__YOUR TASK__: Give the number of lines below with "this" in them, leaving out anything else.

__THE DATA__:
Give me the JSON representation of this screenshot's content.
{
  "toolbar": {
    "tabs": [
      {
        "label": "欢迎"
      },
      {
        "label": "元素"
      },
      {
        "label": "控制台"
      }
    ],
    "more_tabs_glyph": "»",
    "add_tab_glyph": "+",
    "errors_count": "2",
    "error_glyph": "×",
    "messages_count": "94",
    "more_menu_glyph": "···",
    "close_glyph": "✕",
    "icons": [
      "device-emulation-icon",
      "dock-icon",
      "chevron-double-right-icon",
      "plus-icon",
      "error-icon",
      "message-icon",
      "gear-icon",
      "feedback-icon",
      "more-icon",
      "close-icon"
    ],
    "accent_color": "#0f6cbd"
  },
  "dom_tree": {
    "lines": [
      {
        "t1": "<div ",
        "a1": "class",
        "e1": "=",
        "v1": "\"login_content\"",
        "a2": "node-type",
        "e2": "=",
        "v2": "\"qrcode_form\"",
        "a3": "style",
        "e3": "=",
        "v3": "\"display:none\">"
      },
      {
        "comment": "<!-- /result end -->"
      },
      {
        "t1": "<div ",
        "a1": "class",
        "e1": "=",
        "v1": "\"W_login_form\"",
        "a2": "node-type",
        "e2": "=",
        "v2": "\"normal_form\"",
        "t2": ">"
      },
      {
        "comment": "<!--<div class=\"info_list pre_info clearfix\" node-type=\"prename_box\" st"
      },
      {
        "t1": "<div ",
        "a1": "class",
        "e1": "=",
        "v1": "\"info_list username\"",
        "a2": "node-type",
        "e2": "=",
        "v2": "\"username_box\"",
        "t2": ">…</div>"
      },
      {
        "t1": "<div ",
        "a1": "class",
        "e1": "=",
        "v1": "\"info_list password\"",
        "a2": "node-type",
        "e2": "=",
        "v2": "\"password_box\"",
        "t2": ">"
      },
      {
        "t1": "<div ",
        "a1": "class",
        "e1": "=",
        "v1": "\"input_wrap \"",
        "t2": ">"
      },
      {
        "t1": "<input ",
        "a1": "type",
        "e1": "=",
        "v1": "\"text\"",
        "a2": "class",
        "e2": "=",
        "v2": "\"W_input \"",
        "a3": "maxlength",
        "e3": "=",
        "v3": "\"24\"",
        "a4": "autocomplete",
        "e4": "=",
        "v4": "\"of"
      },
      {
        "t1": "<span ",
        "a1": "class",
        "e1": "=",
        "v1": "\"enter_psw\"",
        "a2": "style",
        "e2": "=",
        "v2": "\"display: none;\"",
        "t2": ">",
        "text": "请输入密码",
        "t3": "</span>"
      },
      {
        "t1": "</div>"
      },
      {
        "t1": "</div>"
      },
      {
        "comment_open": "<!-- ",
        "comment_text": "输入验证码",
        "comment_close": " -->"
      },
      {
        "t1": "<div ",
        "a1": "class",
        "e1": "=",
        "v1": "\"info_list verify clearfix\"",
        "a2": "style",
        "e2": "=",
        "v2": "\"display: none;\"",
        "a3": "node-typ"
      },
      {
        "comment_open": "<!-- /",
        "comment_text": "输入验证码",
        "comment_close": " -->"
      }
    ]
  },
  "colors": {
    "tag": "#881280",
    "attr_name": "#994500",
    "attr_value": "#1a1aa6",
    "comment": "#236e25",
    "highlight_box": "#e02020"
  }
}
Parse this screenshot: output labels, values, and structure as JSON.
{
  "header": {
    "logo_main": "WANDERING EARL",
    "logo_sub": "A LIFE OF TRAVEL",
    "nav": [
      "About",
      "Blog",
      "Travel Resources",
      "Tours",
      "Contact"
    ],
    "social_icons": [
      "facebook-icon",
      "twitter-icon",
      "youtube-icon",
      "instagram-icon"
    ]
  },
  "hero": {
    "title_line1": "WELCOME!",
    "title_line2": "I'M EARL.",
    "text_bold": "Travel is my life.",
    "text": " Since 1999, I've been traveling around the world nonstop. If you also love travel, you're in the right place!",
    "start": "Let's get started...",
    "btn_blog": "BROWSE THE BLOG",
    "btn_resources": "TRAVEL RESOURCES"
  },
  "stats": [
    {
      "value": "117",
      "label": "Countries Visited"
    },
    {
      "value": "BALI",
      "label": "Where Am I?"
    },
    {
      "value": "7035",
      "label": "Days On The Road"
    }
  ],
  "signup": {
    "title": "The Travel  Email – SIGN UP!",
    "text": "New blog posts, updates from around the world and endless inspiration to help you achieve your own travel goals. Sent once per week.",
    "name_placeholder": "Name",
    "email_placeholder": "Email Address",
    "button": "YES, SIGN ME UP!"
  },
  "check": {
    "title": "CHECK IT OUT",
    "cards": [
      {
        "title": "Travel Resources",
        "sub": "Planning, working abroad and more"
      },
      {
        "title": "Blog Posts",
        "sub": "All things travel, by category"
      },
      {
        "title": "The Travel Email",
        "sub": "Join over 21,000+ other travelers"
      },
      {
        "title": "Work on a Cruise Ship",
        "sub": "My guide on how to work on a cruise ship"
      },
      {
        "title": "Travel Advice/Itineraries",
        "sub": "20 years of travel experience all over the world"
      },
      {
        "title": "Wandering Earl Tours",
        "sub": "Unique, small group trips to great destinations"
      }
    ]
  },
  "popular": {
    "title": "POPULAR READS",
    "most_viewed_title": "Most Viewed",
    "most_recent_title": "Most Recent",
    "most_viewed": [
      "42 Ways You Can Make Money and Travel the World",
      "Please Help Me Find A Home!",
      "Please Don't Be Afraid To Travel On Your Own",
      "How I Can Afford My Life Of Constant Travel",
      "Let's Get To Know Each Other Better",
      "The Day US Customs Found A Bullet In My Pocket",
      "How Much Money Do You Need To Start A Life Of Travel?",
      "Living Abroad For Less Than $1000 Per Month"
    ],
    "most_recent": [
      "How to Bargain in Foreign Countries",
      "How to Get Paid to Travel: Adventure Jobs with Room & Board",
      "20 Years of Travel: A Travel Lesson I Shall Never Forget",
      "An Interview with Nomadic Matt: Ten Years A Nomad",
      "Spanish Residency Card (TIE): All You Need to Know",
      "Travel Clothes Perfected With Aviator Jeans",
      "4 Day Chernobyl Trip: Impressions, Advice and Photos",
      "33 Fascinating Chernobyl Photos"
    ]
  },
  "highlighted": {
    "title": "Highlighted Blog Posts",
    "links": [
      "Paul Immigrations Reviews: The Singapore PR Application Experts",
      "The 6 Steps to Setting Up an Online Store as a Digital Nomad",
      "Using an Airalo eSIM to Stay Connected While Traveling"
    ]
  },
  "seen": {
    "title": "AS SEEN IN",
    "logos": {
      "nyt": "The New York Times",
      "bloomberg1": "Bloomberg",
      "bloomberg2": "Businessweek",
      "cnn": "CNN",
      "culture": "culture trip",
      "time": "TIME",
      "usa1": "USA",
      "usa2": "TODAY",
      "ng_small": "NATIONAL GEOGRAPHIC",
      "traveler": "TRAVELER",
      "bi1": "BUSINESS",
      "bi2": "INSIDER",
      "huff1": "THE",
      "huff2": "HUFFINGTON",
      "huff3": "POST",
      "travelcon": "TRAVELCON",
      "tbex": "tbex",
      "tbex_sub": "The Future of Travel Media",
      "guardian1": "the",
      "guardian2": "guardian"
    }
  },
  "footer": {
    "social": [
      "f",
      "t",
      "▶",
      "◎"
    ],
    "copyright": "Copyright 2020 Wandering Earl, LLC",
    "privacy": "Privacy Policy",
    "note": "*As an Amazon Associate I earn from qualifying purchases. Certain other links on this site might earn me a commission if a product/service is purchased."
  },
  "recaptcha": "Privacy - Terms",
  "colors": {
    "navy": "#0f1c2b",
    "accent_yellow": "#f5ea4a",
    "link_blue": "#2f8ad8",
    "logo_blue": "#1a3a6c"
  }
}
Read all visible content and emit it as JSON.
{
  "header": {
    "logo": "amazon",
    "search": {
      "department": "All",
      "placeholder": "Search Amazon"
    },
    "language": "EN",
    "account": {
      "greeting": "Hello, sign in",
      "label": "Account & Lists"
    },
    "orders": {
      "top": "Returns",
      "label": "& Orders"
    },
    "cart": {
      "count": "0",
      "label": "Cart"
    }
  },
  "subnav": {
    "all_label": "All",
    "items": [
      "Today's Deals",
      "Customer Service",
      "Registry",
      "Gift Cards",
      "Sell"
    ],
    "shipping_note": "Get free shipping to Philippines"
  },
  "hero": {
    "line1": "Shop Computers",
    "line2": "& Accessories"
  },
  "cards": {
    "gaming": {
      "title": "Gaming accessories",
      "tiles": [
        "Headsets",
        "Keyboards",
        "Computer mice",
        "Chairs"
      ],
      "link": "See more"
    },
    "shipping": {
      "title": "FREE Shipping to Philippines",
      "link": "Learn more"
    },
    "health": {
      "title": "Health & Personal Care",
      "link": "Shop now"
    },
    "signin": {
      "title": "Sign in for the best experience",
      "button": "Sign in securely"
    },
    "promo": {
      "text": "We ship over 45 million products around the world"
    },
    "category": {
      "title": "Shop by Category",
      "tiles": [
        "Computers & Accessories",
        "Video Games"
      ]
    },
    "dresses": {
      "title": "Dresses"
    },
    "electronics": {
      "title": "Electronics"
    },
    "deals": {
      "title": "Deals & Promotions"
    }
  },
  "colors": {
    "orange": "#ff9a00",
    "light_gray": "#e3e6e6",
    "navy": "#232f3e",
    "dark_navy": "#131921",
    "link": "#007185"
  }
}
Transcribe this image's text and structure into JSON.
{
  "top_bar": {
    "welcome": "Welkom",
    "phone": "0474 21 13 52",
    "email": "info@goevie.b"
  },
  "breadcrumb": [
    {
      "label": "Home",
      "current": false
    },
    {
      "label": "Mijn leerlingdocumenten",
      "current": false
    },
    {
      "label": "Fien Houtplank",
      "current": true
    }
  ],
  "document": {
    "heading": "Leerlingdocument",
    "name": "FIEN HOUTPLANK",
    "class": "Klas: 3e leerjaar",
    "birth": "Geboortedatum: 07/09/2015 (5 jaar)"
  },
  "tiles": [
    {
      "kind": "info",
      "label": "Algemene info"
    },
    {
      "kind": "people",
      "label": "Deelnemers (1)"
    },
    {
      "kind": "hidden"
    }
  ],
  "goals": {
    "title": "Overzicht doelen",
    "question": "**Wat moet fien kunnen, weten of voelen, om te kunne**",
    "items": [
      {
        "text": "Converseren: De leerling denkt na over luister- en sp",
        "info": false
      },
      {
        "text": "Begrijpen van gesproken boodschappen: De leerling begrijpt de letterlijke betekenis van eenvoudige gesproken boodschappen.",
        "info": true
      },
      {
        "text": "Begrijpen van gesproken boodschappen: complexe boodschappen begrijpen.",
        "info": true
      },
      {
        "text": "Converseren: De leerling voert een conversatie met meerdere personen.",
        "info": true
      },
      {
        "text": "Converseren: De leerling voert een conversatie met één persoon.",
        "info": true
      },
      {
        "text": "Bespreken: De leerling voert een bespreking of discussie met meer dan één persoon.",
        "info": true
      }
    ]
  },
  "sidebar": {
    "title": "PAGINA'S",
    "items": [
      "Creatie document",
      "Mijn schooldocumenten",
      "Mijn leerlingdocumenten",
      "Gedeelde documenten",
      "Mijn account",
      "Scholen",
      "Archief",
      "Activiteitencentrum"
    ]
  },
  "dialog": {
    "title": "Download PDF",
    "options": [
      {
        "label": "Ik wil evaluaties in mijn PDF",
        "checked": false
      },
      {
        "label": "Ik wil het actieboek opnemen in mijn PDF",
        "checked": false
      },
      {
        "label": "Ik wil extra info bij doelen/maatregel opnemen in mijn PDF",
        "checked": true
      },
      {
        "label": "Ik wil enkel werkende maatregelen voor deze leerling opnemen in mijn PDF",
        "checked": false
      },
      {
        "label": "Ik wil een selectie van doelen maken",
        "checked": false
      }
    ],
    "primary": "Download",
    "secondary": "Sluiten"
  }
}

__WRITTEN SOLUTION__: 4